The Human Effect Matrix looks at human studies (it excludes animal and in vitro studies) to tell you what supplements affect symptoms of pms
Grade Level of Evidence
Robust research conducted with repeated double-blind clinical trials
Multiple studies where at least two are double-blind and placebo controlled
Single double-blind study or multiple cohort studies
Uncontrolled or observational studies only
Level of Evidence
? The amount of high quality evidence. The more evidence, the more we can trust the results.
Outcome Magnitude of effect
? The direction and size of the supplement's impact on each outcome. Some supplements can have an increasing effect, others have a decreasing effect, and others have no effect.
Consistency of research results
? Scientific research does not always agree.
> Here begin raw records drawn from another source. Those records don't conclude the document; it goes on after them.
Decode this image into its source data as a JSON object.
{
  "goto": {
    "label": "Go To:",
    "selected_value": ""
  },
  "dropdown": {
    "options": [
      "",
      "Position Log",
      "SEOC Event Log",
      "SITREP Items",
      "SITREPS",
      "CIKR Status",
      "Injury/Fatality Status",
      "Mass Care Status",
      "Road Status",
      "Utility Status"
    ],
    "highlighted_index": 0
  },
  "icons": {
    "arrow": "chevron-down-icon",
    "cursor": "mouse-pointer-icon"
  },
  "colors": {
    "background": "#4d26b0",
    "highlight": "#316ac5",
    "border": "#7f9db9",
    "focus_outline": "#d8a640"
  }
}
HIGH or VERY HIGH means that most of the scientific research agrees.
Notes
grade-b Strong Very High See all 7 studies
Vitex is the reference drug used for reductions in PMS symptoms, with about half of users experiencing a halving of menopausal symptoms with prolonged use (3+ cycles)
grade-c Notable - See study
One study assessing saffron on PMS symptoms noted that supplementation caused 76% of the participants to have more than a halving of overall symptoms (placebo reaching 8%), suggesting relatively potent effects.
grade-c Minor Very High See 2 studies
There appear to be reductions in the symptoms of PMS associated with ginkgo supplementation, the degree of reduction being reported at up to 23.68%
grade-c  
grade-c  
grade-c  
grade-d  

All comparative evidence is now gathered in our ​A-to-Z Supplement Reference.

The evidence for each separate supplement is still freely available ​here.